NASA’s Spitzer Space Telescope data gives us a glimpse of the surface of a rocky, Earth-sized exoplanet outside of our own solar system orbiting the most common type of star in the galaxy, for the first time. The planet’s surface most closely resemble that of Earth’s Moon or Mercury, as in it has little to no atmosphere and could be covered in the same cooled volcanic material found in the dark areas of the lunar surface.

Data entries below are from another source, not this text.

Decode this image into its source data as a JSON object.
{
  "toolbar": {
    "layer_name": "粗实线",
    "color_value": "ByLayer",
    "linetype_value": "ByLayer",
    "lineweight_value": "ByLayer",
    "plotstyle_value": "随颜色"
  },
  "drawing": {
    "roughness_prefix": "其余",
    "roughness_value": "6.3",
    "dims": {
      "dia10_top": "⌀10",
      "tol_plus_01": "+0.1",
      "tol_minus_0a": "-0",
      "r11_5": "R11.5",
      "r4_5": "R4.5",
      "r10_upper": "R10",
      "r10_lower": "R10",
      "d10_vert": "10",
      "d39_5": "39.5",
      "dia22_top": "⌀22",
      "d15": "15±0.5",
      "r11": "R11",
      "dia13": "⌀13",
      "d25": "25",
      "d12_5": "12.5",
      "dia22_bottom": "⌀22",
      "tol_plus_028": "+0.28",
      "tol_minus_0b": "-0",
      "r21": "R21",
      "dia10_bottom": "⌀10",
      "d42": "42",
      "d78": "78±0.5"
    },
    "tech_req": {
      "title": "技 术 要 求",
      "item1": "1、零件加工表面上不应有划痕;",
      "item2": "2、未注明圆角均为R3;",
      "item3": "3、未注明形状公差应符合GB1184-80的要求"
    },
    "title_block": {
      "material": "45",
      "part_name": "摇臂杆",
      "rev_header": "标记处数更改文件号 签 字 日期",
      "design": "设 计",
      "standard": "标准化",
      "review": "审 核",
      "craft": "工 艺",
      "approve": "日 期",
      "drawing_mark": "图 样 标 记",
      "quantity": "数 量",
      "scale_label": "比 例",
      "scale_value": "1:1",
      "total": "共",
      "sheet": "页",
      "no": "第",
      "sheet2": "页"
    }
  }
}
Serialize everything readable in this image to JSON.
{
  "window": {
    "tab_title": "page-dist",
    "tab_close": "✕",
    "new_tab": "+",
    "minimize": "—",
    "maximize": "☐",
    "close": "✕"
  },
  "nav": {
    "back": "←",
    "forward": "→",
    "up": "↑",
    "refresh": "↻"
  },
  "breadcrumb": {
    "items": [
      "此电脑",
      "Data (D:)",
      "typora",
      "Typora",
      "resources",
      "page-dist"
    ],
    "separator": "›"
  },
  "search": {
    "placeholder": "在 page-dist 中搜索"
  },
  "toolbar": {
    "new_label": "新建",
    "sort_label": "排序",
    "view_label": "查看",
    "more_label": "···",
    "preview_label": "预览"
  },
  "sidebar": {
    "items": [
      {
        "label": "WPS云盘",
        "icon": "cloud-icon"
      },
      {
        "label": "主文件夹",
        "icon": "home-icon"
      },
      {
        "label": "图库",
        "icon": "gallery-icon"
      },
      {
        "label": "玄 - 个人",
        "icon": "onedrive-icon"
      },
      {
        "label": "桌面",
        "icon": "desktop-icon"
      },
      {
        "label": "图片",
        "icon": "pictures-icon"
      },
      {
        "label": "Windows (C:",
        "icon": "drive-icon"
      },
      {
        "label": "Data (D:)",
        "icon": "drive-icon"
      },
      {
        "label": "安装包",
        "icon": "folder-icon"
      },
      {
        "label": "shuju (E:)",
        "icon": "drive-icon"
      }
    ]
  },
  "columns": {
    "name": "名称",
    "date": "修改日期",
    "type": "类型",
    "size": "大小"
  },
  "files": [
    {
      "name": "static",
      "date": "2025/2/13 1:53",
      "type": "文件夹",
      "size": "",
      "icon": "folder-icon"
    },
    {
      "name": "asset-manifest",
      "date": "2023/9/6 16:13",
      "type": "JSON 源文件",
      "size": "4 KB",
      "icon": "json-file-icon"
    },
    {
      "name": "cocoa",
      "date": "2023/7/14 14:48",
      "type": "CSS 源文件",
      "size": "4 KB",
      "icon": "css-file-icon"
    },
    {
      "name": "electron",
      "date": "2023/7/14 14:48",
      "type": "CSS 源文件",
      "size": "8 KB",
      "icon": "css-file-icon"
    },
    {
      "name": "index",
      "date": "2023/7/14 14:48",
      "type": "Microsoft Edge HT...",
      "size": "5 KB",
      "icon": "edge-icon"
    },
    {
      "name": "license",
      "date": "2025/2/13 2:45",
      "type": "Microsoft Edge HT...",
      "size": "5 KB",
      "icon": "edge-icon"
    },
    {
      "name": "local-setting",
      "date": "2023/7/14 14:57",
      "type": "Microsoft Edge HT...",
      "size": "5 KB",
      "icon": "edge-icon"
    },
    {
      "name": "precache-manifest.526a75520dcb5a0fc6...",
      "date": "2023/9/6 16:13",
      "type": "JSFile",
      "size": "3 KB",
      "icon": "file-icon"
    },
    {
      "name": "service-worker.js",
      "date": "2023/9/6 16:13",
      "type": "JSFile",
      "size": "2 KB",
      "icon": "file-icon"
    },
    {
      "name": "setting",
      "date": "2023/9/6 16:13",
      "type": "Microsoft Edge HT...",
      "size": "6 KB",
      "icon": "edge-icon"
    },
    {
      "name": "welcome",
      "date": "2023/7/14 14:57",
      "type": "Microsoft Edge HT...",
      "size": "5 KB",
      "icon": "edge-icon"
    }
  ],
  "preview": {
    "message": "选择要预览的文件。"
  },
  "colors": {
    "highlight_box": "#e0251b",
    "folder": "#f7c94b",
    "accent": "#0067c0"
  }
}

NASA’s Transiting Exoplanet Survey Satellite (TESS) has discovered several new exoplanets — planets orbiting stars outside our solar system — located just 31 light-years away from Earth. They are orbiting an M-dwarf star, called GJ 357 in the Hydra constellation. The star is 40% cooler than our sun and 1/3 of its mass as well as size. The first exoplanet discovered orbiting around the star was GJ 357 b.